On Tuesday I joined the Jeremy Corbyn and the shadow Cabinet in Bradford for the formal leak… I mean launch of the Labour Party manifesto for the 2017 general election. It’s been a busy few days in a long and energetic campaign already, from Labour at least.
It’s easy to let the days merge into one but our launch will long live in the memory. We had a moving testimony from Martin Kilgallon, a local father with autistic children who had been pushed to the limit and had struggled for years to get the right support and educational setting for his family because of long waiting lists and cuts to services.
It’s a story we’ve heard all too often – cuts to services, a lack of resources, waiting lists for operations and special needs education dragging to well over 12 months. I am confident that what we announced on Tuesday in this manifesto will prove to parents like Martin that Labour will properly fund our public services and be a government for the many and not just the privileged few.
What we confirmed on Tuesday was a modern, forward-looking plan for our country which invests in young people’s education through a national education services, helps hard pressed working families by extending childcare support and promises desperately needed funding for our NHS which has been stretched to breaking point under seven years of Tory cuts and mismanagement. We’ll cut waiting lists, A & E waiting times, upgrade IT infrastructure and give staff the pay and security they desperately deserve.
Low pay and insecurity at work have been a constant feature of the Conservative governments of the past seven years and Theresa May is no different. We’ve seen wages grow slower than inflation and just this week the prime minister let he cat out of the bag when she downgraded her plans for a living wage to £8.20 an hour by 2020, rather than £9 an hour promised by George Osborne. Labour will promise a real living wage of £10 an hour and put an end to zero-hours contracts, giving British workers the pay rise they deserve and strengthening rights at work.
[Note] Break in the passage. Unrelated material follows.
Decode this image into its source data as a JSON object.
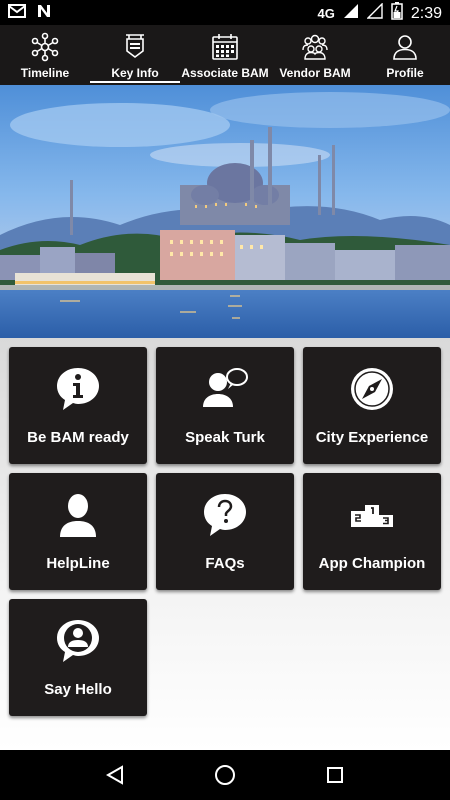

The Tories will launch their manifesto today and despite an endless repetition of the words “strong and stable” it will no doubt be a document defined by its omissions rather than its content. While the Tories will attempt to airbrush their record, it will be up to Labour to hold them to it; a NHS pushed to breaking point, a crisis in social care, working families £2,300 worse off, nearly a million people on zero-hours contracts, thousands of children in oversized classrooms with further cuts to come and 20,000 fewer police on the streets. I could go on.
Although the Tories have tried to bore us into submission with robotic, controlled press conferences and carefully choreographed warehouse visits we can see the campaign is fraying around the edges. Yesterday Theresa May refused to confirm that Philip Hammond, the chancellor, would keep his job should they win the election following rumours of infighting. It’s up to Labour to make that decision as easy as possible, by kicking Theresa May and Phillip Hammond out of office on June 9.